The worldwide financial crisis of 2007-2010 was set off by the collapse of the subprime mortgage market in the U.S. This crisis caused widespread banking failure in the U.S. and forced the federal government to provide a massive bailout to the financial sector. The crisis simultaneously reverberated to banks around the world, and eventually brought about a worldwide recession. This paper documents why Western European countries were so susceptible to the housing

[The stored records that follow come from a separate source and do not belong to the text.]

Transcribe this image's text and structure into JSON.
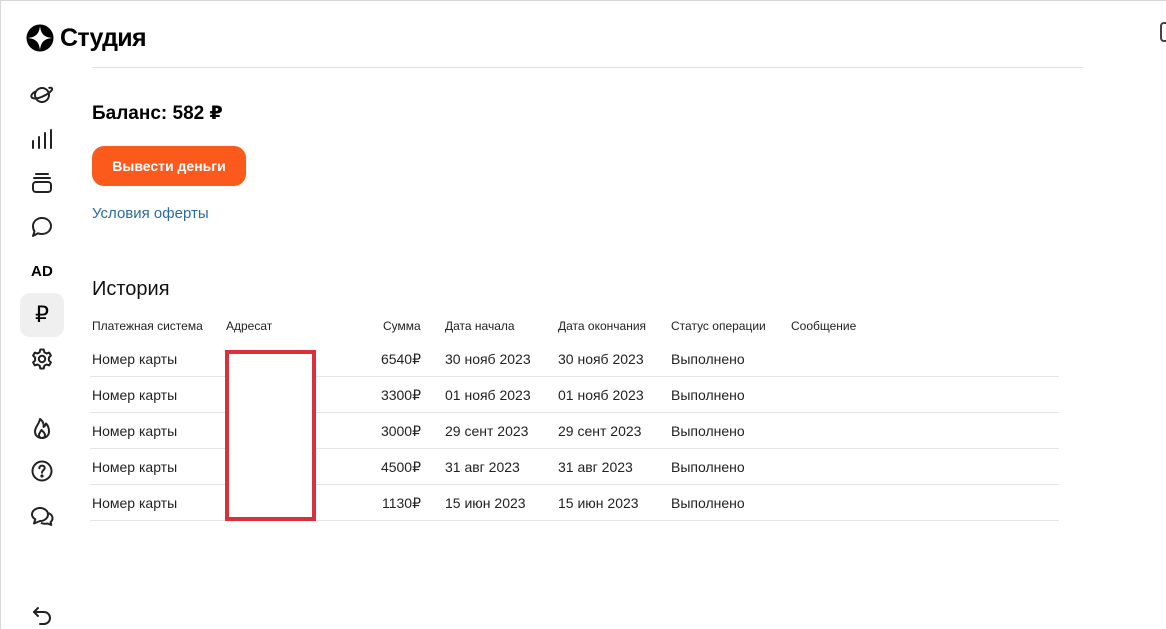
{
  "app": {
    "logo_text": "Студия"
  },
  "sidebar": {
    "items": [
      {
        "icon": "planet-icon"
      },
      {
        "icon": "bar-chart-icon"
      },
      {
        "icon": "layers-icon"
      },
      {
        "icon": "chat-bubble-icon"
      },
      {
        "icon": "ad-icon",
        "label": "AD"
      },
      {
        "icon": "ruble-icon",
        "label": "₽",
        "active": true
      },
      {
        "icon": "gear-icon"
      },
      {
        "icon": "flame-icon"
      },
      {
        "icon": "help-icon"
      },
      {
        "icon": "chats-icon"
      },
      {
        "icon": "back-arrow-icon"
      }
    ]
  },
  "balance": {
    "text": "Баланс: 582 ₽"
  },
  "actions": {
    "withdraw_label": "Вывести деньги",
    "offer_link": "Условия оферты"
  },
  "history": {
    "title": "История",
    "columns": [
      "Платежная система",
      "Адресат",
      "Сумма",
      "Дата начала",
      "Дата окончания",
      "Статус операции",
      "Сообщение"
    ],
    "rows": [
      {
        "system": "Номер карты",
        "recipient": "",
        "amount": "6540₽",
        "start": "30 нояб 2023",
        "end": "30 нояб 2023",
        "status": "Выполнено",
        "message": ""
      },
      {
        "system": "Номер карты",
        "recipient": "",
        "amount": "3300₽",
        "start": "01 нояб 2023",
        "end": "01 нояб 2023",
        "status": "Выполнено",
        "message": ""
      },
      {
        "system": "Номер карты",
        "recipient": "",
        "amount": "3000₽",
        "start": "29 сент 2023",
        "end": "29 сент 2023",
        "status": "Выполнено",
        "message": ""
      },
      {
        "system": "Номер карты",
        "recipient": "",
        "amount": "4500₽",
        "start": "31 авг 2023",
        "end": "31 авг 2023",
        "status": "Выполнено",
        "message": ""
      },
      {
        "system": "Номер карты",
        "recipient": "",
        "amount": "1130₽",
        "start": "15 июн 2023",
        "end": "15 июн 2023",
        "status": "Выполнено",
        "message": ""
      }
    ]
  },
  "colors": {
    "accent": "#fc5a1c",
    "link": "#2b6a9d",
    "redaction": "#d9303a",
    "active_nav_bg": "#efefef"
  }
}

price downturn. We explore various mechanisms by which the financial crisis might have spread including the existence of similar regulatory schemes, government deficits and current account imbalances, export connectedness, and the presence of a housing bubble. We present a surprising result: European banks went down because they had joined the market in the U.S. for mortgage backed securities and funded them by borrowing in the asset backed commercial paper market. They were pursuing the same strategies to make profit as the American banks, and when the housing market turned down, they suffered the same fate as their U.S. counterparts. Our study makes a broader theoretical point suggesting that subsequent studies of global finance and financial markets need to know something about the identities and strategies of the banks that structure the main markets for different products. This insight has implications for the literatures
on financialization, globalization, and the sociology of finance.